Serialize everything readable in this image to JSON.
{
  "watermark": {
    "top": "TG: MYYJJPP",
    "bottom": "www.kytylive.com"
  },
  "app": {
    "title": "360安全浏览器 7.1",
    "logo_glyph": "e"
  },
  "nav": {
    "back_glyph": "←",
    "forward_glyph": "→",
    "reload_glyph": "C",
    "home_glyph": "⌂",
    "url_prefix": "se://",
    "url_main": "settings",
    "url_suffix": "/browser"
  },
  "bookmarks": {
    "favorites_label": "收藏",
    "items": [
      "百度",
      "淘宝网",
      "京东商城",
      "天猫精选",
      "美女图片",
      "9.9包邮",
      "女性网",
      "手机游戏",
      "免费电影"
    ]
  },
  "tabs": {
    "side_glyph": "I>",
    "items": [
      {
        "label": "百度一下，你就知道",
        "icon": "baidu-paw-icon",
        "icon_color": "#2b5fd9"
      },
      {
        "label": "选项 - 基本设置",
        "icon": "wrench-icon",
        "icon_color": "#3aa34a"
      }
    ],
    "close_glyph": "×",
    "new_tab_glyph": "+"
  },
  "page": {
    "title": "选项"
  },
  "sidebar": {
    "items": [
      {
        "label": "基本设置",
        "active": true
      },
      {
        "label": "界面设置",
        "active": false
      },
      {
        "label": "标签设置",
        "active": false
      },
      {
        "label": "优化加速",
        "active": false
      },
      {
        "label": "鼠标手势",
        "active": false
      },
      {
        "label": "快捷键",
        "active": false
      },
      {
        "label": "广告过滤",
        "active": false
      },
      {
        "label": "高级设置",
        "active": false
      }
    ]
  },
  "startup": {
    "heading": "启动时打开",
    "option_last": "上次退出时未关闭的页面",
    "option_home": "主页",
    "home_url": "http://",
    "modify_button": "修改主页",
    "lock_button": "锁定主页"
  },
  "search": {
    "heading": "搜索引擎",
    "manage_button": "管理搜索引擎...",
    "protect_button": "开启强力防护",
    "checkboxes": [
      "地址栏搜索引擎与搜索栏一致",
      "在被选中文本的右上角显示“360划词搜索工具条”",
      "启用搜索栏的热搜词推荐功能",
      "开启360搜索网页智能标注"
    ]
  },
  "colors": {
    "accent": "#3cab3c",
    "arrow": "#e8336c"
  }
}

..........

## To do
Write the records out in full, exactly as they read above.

## Your response
Serialize everything readable in this image to JSON.
{
  "watermark": {
    "top": "TG: MYYJJPP",
    "bottom": "www.kytylive.com"
  },
  "app": {
    "title": "360安全浏览器 7.1",
    "logo_glyph": "e"
  },
  "nav": {
    "back_glyph": "←",
    "forward_glyph": "→",
    "reload_glyph": "C",
    "home_glyph": "⌂",
    "url_prefix": "se://",
    "url_main": "settings",
    "url_suffix": "/browser"
  },
  "bookmarks": {
    "favorites_label": "收藏",
    "items": [
      "百度",
      "淘宝网",
      "京东商城",
      "天猫精选",
      "美女图片",
      "9.9包邮",
      "女性网",
      "手机游戏",
      "免费电影"
    ]
  },
  "tabs": {
    "side_glyph": "I>",
    "items": [
      {
        "label": "百度一下，你就知道",
        "icon": "baidu-paw-icon",
        "icon_color": "#2b5fd9"
      },
      {
        "label": "选项 - 基本设置",
        "icon": "wrench-icon",
        "icon_color": "#3aa34a"
      }
    ],
    "close_glyph": "×",
    "new_tab_glyph": "+"
  },
  "page": {
    "title": "选项"
  },
  "sidebar": {
    "items": [
      {
        "label": "基本设置",
        "active": true
      },
      {
        "label": "界面设置",
        "active": false
      },
      {
        "label": "标签设置",
        "active": false
      },
      {
        "label": "优化加速",
        "active": false
      },
      {
        "label": "鼠标手势",
        "active": false
      },
      {
        "label": "快捷键",
        "active": false
      },
      {
        "label": "广告过滤",
        "active": false
      },
      {
        "label": "高级设置",
        "active": false
      }
    ]
  },
  "startup": {
    "heading": "启动时打开",
    "option_last": "上次退出时未关闭的页面",
    "option_home": "主页",
    "home_url": "http://",
    "modify_button": "修改主页",
    "lock_button": "锁定主页"
  },
  "search": {
    "heading": "搜索引擎",
    "manage_button": "管理搜索引擎...",
    "protect_button": "开启强力防护",
    "checkboxes": [
      "地址栏搜索引擎与搜索栏一致",
      "在被选中文本的右上角显示“360划词搜索工具条”",
      "启用搜索栏的热搜词推荐功能",
      "开启360搜索网页智能标注"
    ]
  },
  "colors": {
    "accent": "#3cab3c",
    "arrow": "#e8336c"
  }
}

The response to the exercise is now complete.